- Use good hygiene when you handle your own IV site.
Patients who are on a ventilator (breathing machine) for more than 48 hours are at risk for Ventilator-associated pneumonia (VAP). LMH follows nationally-recognized guidelines to prevent VAP. These include raising the head of the bed to an angle between 30 and 45 degrees. We also check patients regularly to make sure a ventilator is still required, and give medications to prevent stomach ulcers and blood clots. Our VAP rates are significantly less than Centers for Disease Control benchmark rates.
Surgical Site Infections
Surgical site infections are the second most common type of adverse events occurring in hospitalized patients. Nationally, surgical site infections happen to about three out of 100 patients who have surgery. At LMH, our staff members practice nationally accepted guidelines to significantly reduce the incidence of surgical site infections. These recommendations include proper use of antibiotics, appropriate hair removal at the surgical site, and specific postoperative care procedures.
Safety Tips for Surgery
To reduce your risk for a surgical site infection and improve your overall safety during or following surgery:
- Meet with your surgeon prior to surgery. Discuss medications, allergies and other medical conditions, such as diabetes or high blood sugar. Talk about ways to lower your risk of getting an infection.
- Ask your doctor if a shower with special soap before your surgery could decrease your risk of infection.
- Do not shave the area where you are having surgery. If it is an area that will require hair to be removed, shaving must be done immediately before surgery to decrease the chance of skin infection.
- Tell the anesthesiologist (doctor or nurse who puts you to sleep for surgery) if you or a family member has had problems with anesthesia before. Also tell your anesthesiologist about your medications, any allergies you may have, and if you have diabetes or high blood sugar.

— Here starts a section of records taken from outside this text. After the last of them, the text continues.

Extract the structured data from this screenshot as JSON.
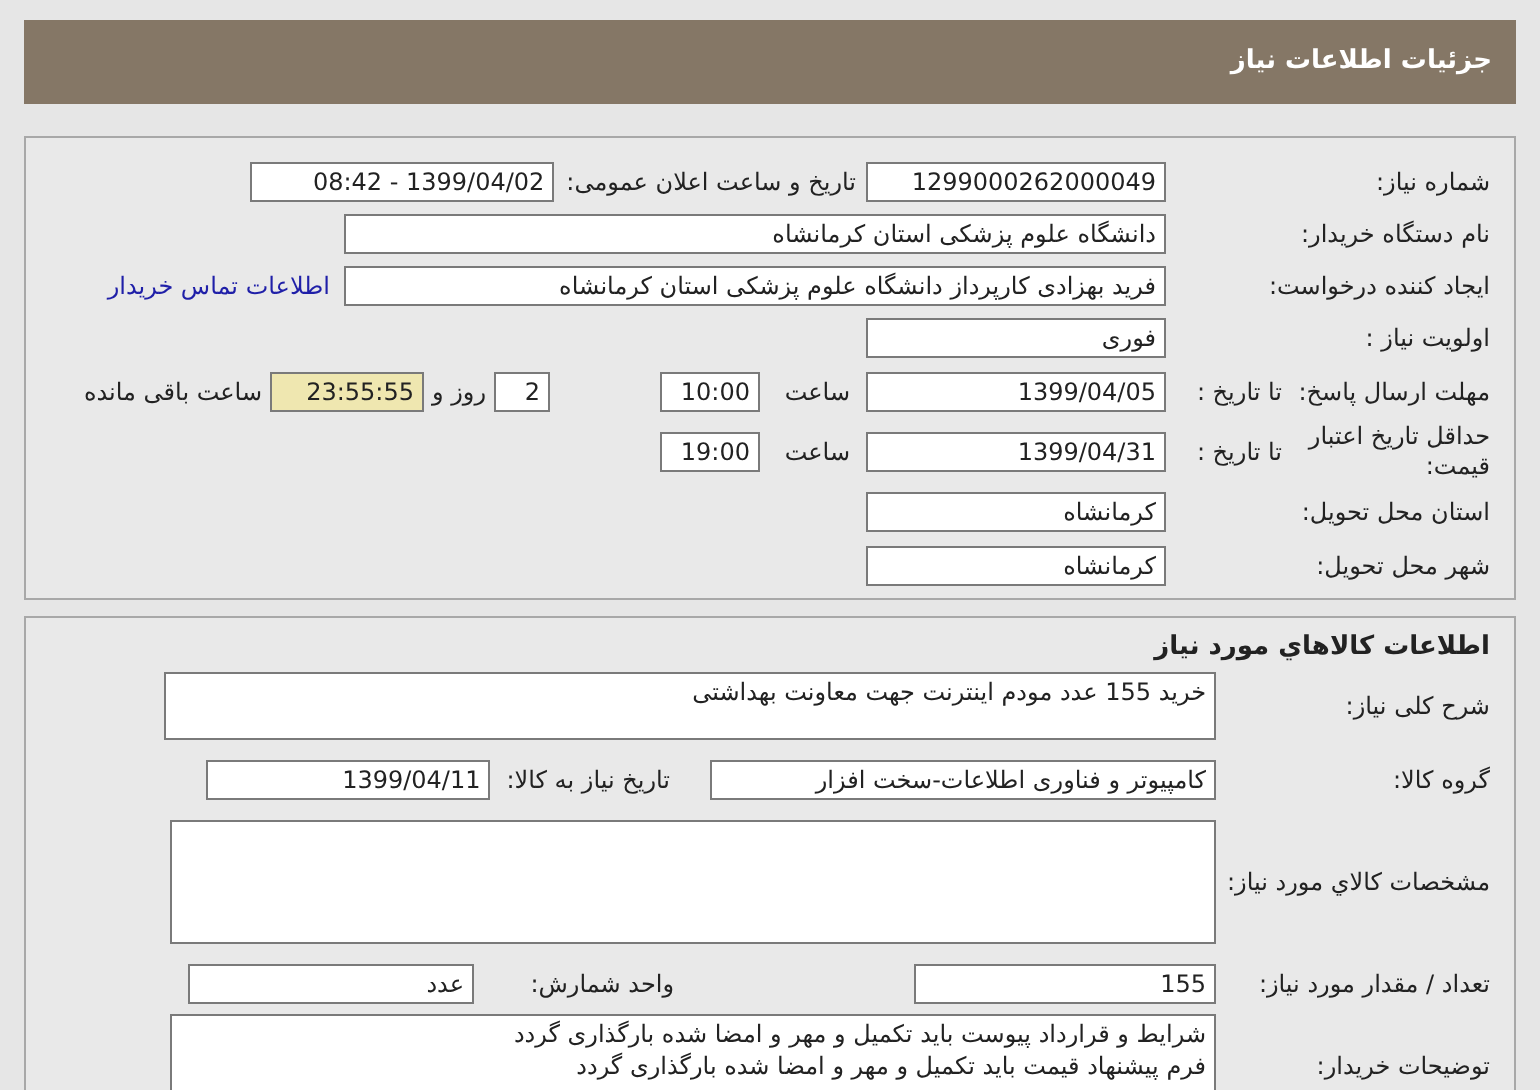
{
  "header": {
    "title": "جزئیات اطلاعات نیاز"
  },
  "details": {
    "need_number": {
      "label": "شماره نیاز:",
      "value": "1299000262000049"
    },
    "announce": {
      "label": "تاریخ و ساعت اعلان عمومی:",
      "value": "1399/04/02 - 08:42"
    },
    "buyer_org": {
      "label": "نام دستگاه خریدار:",
      "value": "دانشگاه علوم پزشکی  استان کرمانشاه"
    },
    "requester": {
      "label": "ایجاد کننده درخواست:",
      "value": "فرید  بهزادی کارپرداز دانشگاه علوم پزشکی  استان کرمانشاه",
      "link": "اطلاعات تماس خریدار"
    },
    "priority": {
      "label": "اولویت نیاز :",
      "value": "فوری"
    },
    "response_deadline": {
      "label": "مهلت ارسال پاسخ:",
      "sublabel": "تا تاریخ :",
      "date": "1399/04/05",
      "time_label": "ساعت",
      "time": "10:00",
      "days": "2",
      "days_label": "روز و",
      "remaining": "23:55:55",
      "remaining_label": "ساعت باقی مانده"
    },
    "price_validity": {
      "label": "حداقل تاریخ اعتبار قیمت:",
      "sublabel": "تا تاریخ :",
      "date": "1399/04/31",
      "time_label": "ساعت",
      "time": "19:00"
    },
    "province": {
      "label": "استان محل تحویل:",
      "value": "کرمانشاه"
    },
    "city": {
      "label": "شهر محل تحویل:",
      "value": "کرمانشاه"
    }
  },
  "goods": {
    "title": "اطلاعات کالاهاي مورد نیاز",
    "description": {
      "label": "شرح کلی نیاز:",
      "value": "خرید 155 عدد مودم اینترنت جهت معاونت بهداشتی"
    },
    "group": {
      "label": "گروه کالا:",
      "value": "کامپیوتر و فناوری اطلاعات-سخت افزار",
      "need_date_label": "تاریخ نیاز به کالا:",
      "need_date": "1399/04/11"
    },
    "specs": {
      "label": "مشخصات کالاي مورد نیاز:"
    },
    "quantity": {
      "label": "تعداد / مقدار مورد نیاز:",
      "value": "155",
      "unit_label": "واحد شمارش:",
      "unit": "عدد"
    },
    "buyer_notes": {
      "label": "توضیحات خریدار:",
      "lines": [
        "شرایط و قرارداد پیوست باید تکمیل و مهر و امضا شده بارگذاری گردد",
        "فرم پیشنهاد قیمت باید تکمیل و مهر و امضا شده بارگذاری گردد"
      ]
    }
  }
}
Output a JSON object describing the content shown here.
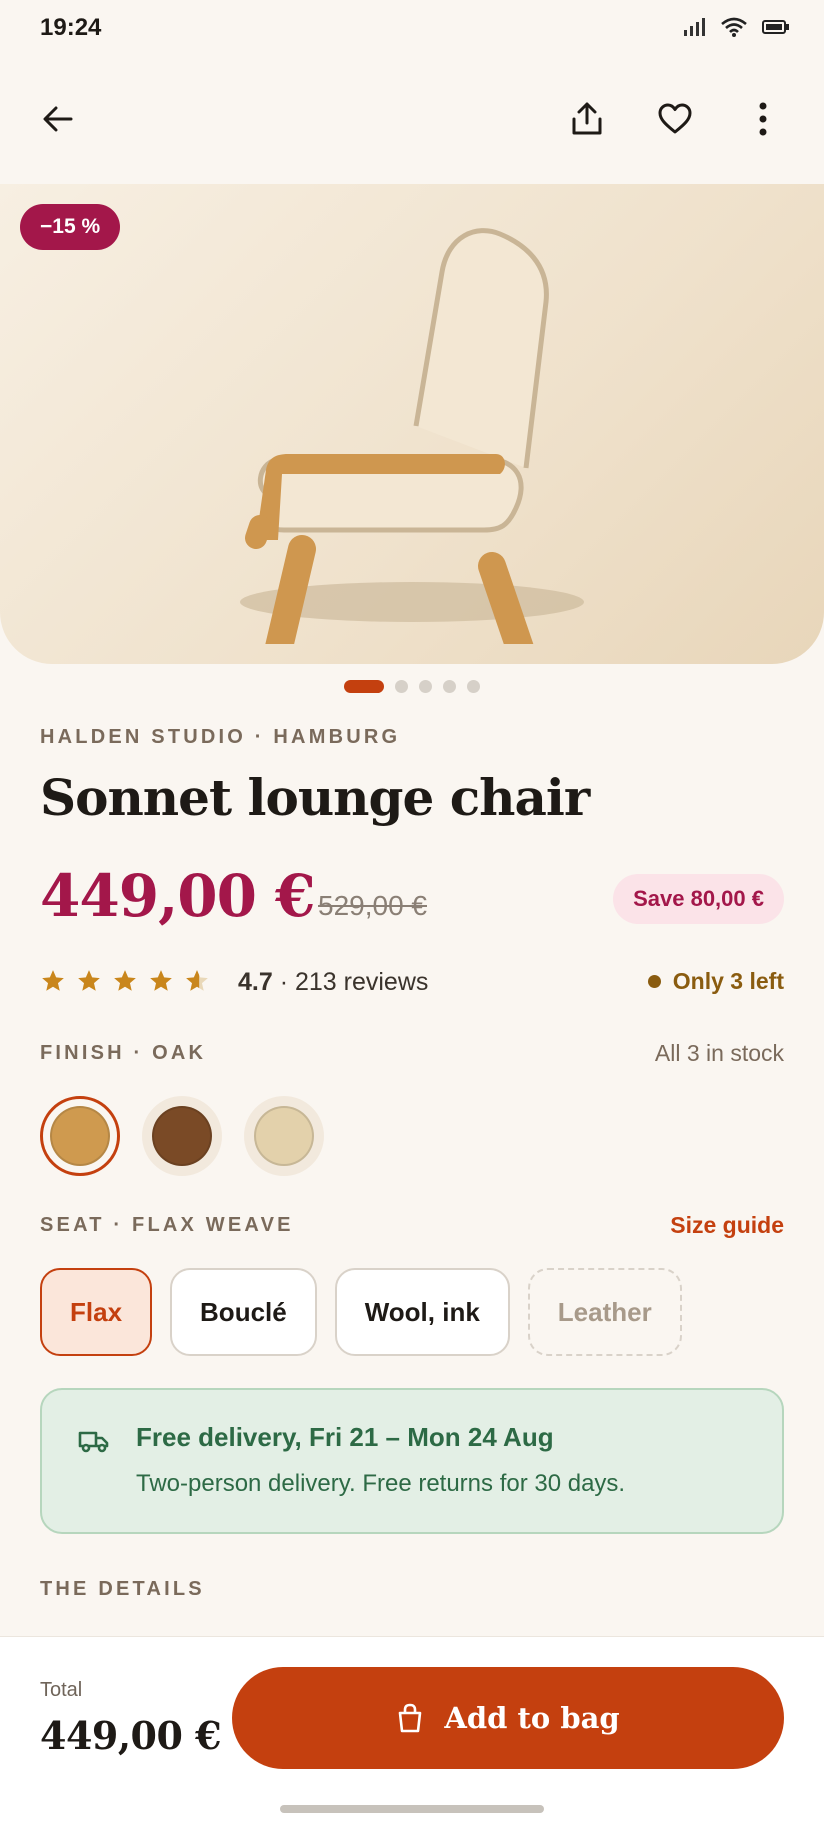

- Tell your nurse if you suspect you are allergic to latex.
- Tell your nurse if you have sleep apnea or trouble sleeping.
- Keep warm to prevent infection. Ask for blankets or whatever else you may need to stay warm while you wait for surgery and during recovery.
- Ask if you will get an antibiotic.
Sometimes, due to illness, injury or age, hospital patients are unsteady on their feet. Simply being alone in an unknown place and on medication put you at risk for a fall. Fortunately, most falls can be prevented when patients follow safety instructions.
At LMH, we follow a comprehensive fall prevention plan to reduce fall rates. This proactive plan includes maintaining a high nurse-to-patient ratio, lowering the bed rails for easy patient access in and out of bed, securing the call button so patients can reach it, keeping the path to the bathroom clear, cleaning up spills as soon as they happen, and helping patients walk, if needed.
Fall Prevention Tips
There are things you can do while in the hospital to prevent falls:
- Bring a pair of slippers with rubber soles, or other non-skid surface, to the hospital with you (or ask a family member to bring these to you). Wear these slippers when getting out of bed.
- If your caregivers tell you to ask for help before getting out of bed, don’t try to get up by yourself. Even when you feel you are strong enough, call for help to be sure you have an extra hand to steady yourself.
- Keep your cane, crutches or walker within easy reach of the bed.
- If you need help walking, push your call button as soon as you feel you need to go to the bathroom - don’t wait. Your caregivers need time to reach your room. Do not attempt to get out of bed without assistance.
Preventing Medication Errors
To help us reduce your risk for medication errors or adverse drug events while in the hospital:
- Bring your medications or a list of your current medications with you and tell the hospital staff. Ask your pharmacist, doctor, or nurse if you’re not sure why you’ve been given a medication.
Make sure your caregivers check your identification wristband and ask your name and date of birth before giving you your medication.
- Don't be afraid to tell a caregiver if you don’t recognize your pills or think you are being given the wrong medication.
- If you don't feel well after taking a medication, tell your nurse immediately.